WHAT YOU SHOULD DO:
Lines in the listing below that hold "Manager" are the ones to copy.

RECORDS FOR PROCESSING:
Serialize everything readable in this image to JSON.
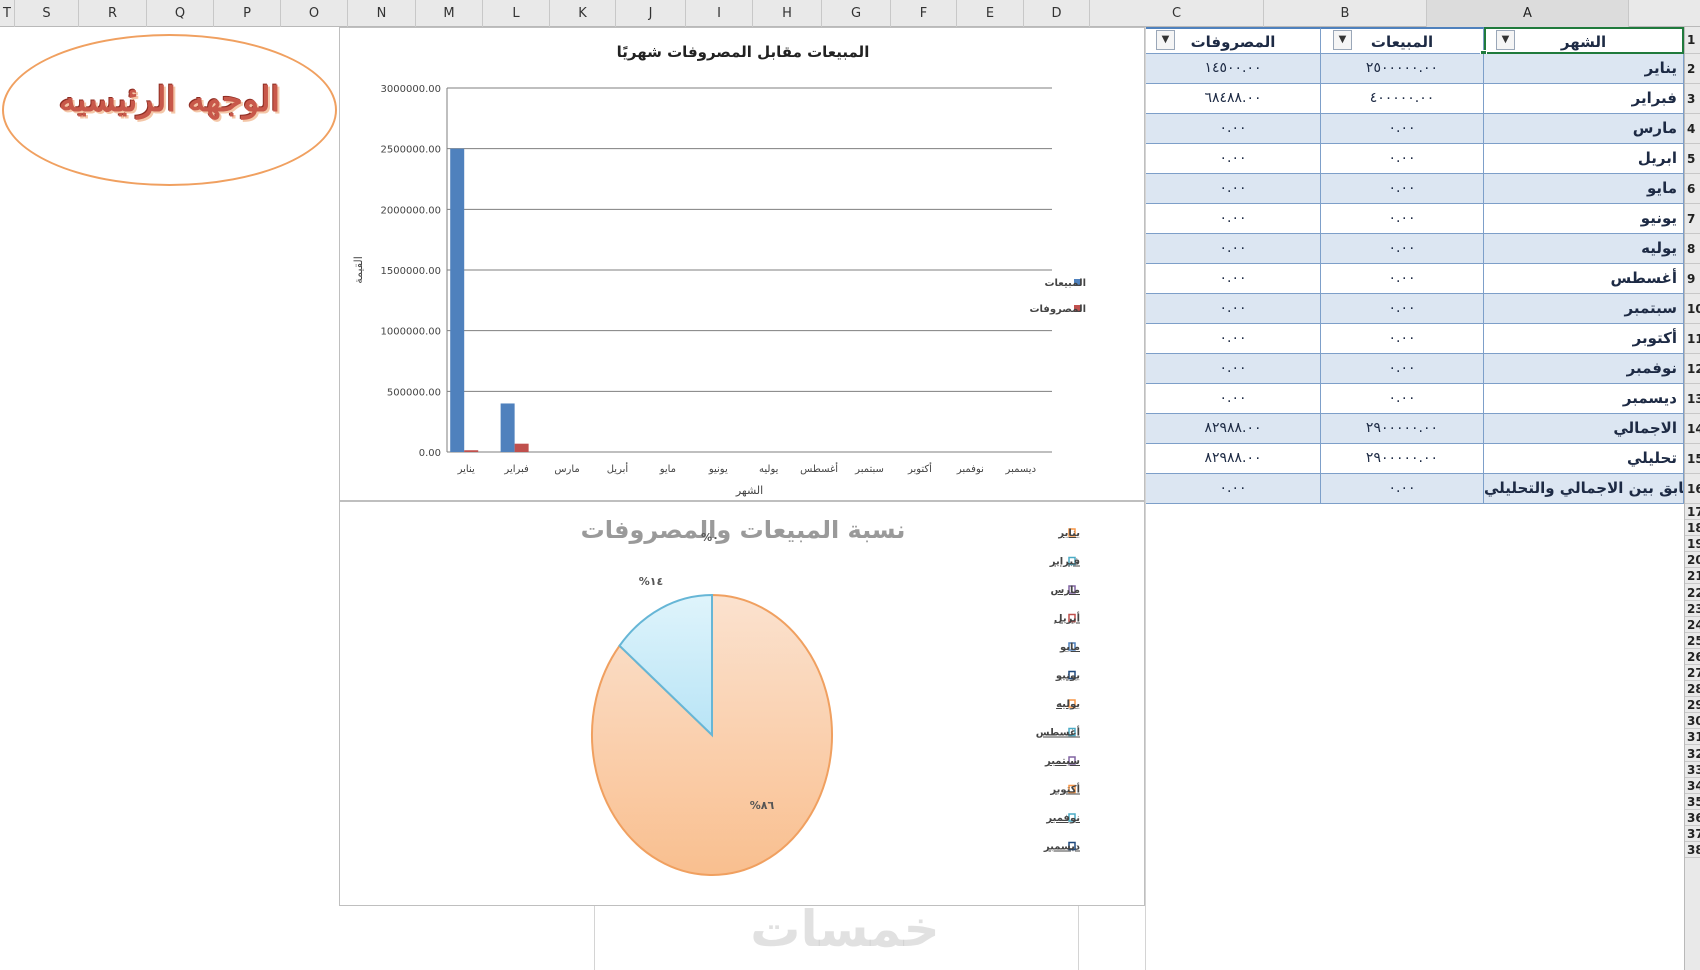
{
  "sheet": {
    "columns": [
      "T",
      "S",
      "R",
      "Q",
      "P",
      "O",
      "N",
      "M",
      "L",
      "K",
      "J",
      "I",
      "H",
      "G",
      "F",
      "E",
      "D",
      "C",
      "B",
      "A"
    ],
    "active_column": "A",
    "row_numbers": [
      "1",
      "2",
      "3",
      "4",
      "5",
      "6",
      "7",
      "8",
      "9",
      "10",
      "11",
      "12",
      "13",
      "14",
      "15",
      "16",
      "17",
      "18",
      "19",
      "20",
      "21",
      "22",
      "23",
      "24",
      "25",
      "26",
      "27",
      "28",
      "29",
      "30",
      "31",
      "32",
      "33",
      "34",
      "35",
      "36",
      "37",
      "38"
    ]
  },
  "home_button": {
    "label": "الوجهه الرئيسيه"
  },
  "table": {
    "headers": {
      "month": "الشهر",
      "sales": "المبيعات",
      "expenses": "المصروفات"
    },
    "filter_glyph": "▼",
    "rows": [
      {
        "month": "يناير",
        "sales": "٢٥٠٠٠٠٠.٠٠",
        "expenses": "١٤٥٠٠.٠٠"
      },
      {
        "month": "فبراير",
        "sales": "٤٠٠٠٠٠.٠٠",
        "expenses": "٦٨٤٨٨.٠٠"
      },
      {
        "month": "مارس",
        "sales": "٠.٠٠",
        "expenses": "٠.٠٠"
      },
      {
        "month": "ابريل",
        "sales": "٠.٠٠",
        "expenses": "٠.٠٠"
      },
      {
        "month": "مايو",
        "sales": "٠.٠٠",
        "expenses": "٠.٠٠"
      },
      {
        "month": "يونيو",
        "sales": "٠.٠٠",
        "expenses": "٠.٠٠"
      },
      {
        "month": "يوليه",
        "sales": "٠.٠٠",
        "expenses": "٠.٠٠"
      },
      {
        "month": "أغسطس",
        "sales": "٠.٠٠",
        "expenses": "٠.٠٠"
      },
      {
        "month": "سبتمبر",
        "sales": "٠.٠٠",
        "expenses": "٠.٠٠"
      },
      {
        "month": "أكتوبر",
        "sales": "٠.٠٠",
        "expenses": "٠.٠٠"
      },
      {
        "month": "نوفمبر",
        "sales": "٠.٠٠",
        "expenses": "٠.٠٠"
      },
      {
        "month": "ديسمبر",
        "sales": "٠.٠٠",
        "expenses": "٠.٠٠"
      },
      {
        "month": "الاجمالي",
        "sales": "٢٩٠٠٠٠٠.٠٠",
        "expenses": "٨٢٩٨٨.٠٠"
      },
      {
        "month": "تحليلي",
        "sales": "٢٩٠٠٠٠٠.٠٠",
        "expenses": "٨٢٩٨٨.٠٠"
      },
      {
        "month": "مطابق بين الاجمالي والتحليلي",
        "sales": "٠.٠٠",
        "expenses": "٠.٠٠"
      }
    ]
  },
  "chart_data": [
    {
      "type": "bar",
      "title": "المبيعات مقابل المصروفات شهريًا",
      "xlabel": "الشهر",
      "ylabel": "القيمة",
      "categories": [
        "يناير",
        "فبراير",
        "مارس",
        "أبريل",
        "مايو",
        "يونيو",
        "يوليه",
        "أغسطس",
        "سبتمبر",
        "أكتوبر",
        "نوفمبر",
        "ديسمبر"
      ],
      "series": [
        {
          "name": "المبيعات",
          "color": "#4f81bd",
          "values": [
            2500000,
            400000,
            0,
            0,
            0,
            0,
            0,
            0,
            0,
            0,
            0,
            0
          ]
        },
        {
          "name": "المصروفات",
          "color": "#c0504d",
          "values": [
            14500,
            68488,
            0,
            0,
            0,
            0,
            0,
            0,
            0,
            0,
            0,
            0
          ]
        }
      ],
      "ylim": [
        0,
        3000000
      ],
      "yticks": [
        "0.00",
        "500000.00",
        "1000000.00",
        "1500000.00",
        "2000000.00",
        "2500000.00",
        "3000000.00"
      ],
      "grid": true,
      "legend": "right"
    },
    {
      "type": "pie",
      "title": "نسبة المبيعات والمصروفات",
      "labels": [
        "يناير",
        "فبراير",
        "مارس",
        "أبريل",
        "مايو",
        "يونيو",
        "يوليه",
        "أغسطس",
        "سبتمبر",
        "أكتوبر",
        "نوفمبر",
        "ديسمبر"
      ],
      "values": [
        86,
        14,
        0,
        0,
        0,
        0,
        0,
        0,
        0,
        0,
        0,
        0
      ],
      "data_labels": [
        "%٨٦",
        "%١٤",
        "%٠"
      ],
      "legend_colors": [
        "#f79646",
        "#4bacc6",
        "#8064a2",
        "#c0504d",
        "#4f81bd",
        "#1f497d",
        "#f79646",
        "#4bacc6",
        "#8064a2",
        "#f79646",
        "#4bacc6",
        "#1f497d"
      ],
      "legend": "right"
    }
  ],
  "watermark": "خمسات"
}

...

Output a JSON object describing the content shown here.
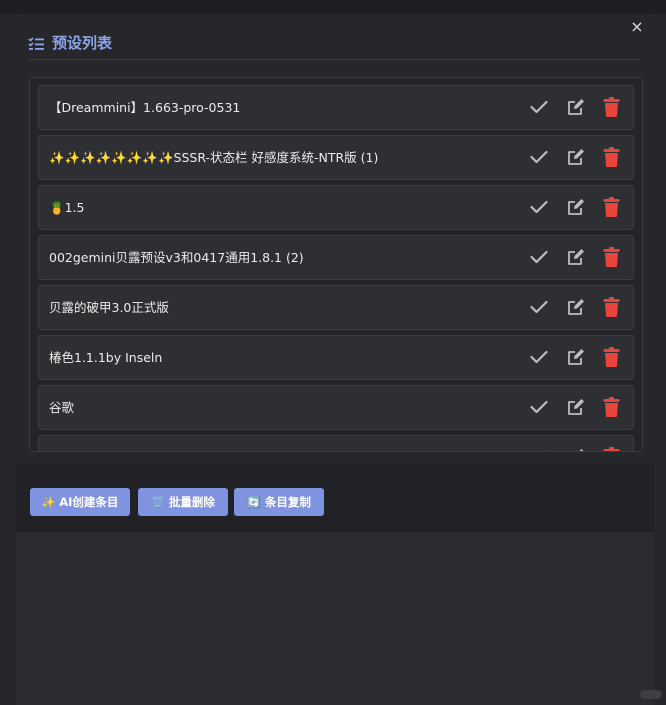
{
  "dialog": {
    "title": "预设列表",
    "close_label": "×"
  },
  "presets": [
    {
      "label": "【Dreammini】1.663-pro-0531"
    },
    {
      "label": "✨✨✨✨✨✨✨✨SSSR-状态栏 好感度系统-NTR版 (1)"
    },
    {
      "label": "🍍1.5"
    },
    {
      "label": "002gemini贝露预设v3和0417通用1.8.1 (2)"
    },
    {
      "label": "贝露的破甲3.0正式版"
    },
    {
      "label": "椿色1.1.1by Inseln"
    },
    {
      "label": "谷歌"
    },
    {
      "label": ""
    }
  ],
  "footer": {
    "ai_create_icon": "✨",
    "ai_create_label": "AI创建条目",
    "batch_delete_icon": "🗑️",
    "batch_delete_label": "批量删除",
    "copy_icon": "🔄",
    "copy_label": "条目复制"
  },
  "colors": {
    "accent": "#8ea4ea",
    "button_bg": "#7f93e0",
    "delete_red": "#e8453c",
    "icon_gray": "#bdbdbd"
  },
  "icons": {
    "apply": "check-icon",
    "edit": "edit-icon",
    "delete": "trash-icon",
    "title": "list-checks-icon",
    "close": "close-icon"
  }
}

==

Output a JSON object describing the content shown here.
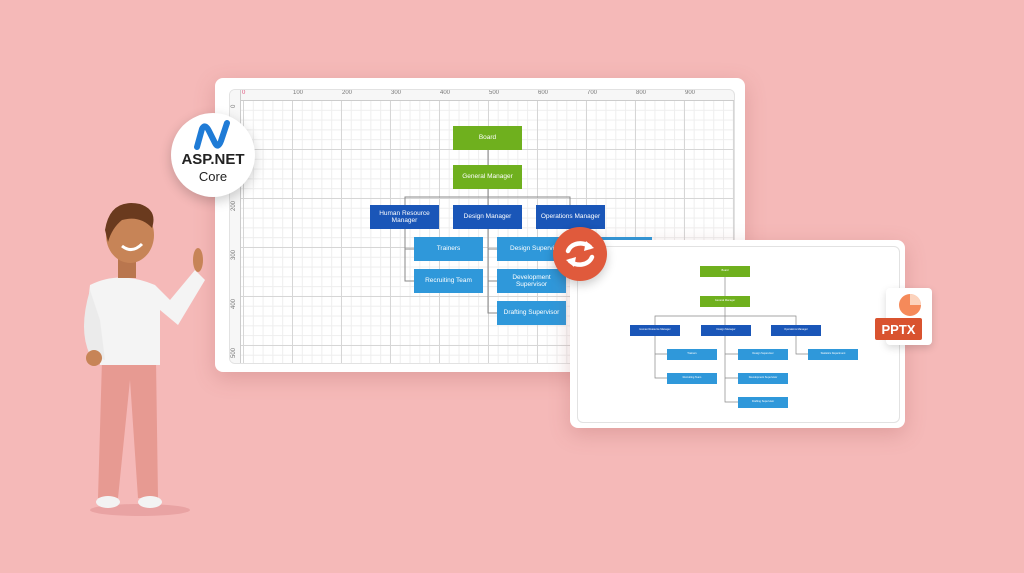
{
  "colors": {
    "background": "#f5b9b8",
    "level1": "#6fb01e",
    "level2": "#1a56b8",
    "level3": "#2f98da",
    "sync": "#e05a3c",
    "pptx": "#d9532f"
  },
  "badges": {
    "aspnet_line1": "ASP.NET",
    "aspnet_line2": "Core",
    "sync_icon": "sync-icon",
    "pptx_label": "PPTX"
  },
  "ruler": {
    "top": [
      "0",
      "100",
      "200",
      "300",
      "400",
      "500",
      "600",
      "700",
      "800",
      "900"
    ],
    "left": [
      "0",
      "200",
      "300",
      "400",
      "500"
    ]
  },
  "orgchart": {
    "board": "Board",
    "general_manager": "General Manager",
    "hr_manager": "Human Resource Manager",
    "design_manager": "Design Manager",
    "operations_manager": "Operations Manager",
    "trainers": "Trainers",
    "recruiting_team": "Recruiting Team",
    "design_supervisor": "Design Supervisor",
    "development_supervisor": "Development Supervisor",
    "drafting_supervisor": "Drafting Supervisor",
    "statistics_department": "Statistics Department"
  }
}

SOLUTION TO THIS EXERCISE:
    "general_manager": "General Manager",
    "hr_manager": "Human Resource Manager",
    "design_manager": "Design Manager",
    "operations_manager": "Operations Manager",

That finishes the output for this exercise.